In this case, the appellant was a public officer, no issue arises out of that requirement. The undisputed evidence in the record is that the truck in question was referred to the container depot by the appellant’s accomplice. The appellant was the supervisor at the container depot. Although there is evidence that the appellant did not personally receive the truck at the depot there is evidence of culpability in his conduct. Appellant confirms that his accomplice handed over the consignment note to him for verification. He confirmed that according to the systems procedure no documentation was made in respect of the truck. In short there was no official reason why the truck was detained by ZIMRA. Appellant did not deny that he gave instructions to the driver of the truck to disengage the horse from the trailer and park the truck. Isaac Masharu’s evidence, that the appellant advised him that the truck had been impounded was not disputed either in his evidence in chief or under cross examination. The utterances were made immediately after the truck was searched at the container depot. The information that the truck was impounded was “technically” correct because the truck spent 21 days under detention. However appellant communicated this, when there was no documentation to support it. If appellant did not know what was taking place, on what basis then did he communicate the information? He communicated the fact that the truck had been impounded yet no proper documentation was available. It was his duty to make sure that whatever communication and order were documented in terms of the procedures because at that point in time he was the authority that communicated the ZIMRA decision. He deliberately omitted to do his duty. That is not all. It seems the truck became an issue at ZIMRA. Christian Magwali engaged appellant with a view to release the truck. Amkela Ndebele also engaged the appellant about the release of the truck. What boggles the mind and where inferences can be drawn is that at all relevant times of engagement the appellant could not release the truck yet there was no official reason why the truck was impounded.

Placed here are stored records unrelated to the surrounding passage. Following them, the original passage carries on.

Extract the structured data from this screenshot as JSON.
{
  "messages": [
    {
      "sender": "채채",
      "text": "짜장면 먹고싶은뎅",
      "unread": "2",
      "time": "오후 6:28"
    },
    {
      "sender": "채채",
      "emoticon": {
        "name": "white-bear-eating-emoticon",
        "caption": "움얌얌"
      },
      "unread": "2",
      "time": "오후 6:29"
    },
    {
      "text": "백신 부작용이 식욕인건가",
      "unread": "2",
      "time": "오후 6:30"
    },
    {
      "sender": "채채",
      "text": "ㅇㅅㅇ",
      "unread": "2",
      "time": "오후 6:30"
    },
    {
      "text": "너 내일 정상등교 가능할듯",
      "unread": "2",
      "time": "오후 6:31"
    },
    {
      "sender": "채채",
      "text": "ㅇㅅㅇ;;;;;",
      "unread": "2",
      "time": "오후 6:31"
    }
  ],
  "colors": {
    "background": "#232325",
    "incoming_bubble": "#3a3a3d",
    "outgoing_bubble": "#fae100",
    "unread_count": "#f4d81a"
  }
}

            From his evidence the appellant said he engaged his superiors and they agreed to send someone to South Africa to investigate the importer. If this was indeed the case at least the investigating officer should have been favoured with this information. No evidence was placed before the court about this investigation. In any event the appellant was seized with the matter, obviously he had access to all the documentation in respect of the truck, save for the reasons for impounding it. The appellant was well aware of the non- documentation and was complicit in the unlawful detention of the truck.

The issue that arises is whether his conduct was just an oversight or the conduct constitutes an abuse calculated to disadvantage the truck owner. There was evidence of the abusive conduct of the appellant towards the truck owner and the clearing agents. This kind of offence is sometimes difficult to connect the dots, because the public official would just sit on work in order to induce a consideration. In this case the appellant could not possibly take over an investigation of an impounded truck when in the first place the truck was not properly impounded. The Magistrates’ reasons for convicting the appellant are very clear. The inconsistencies highlighted by the appellant are of no consequence, they do not go to the substance of the conviction.

It is for these reasons that we dismissed the appeal.


Musakwa J Agrees




Mutandiro, Chitsanga and Chituwa, appellant’s legal practitioners

National Prosecuting Authority, respondent’s legal practitioners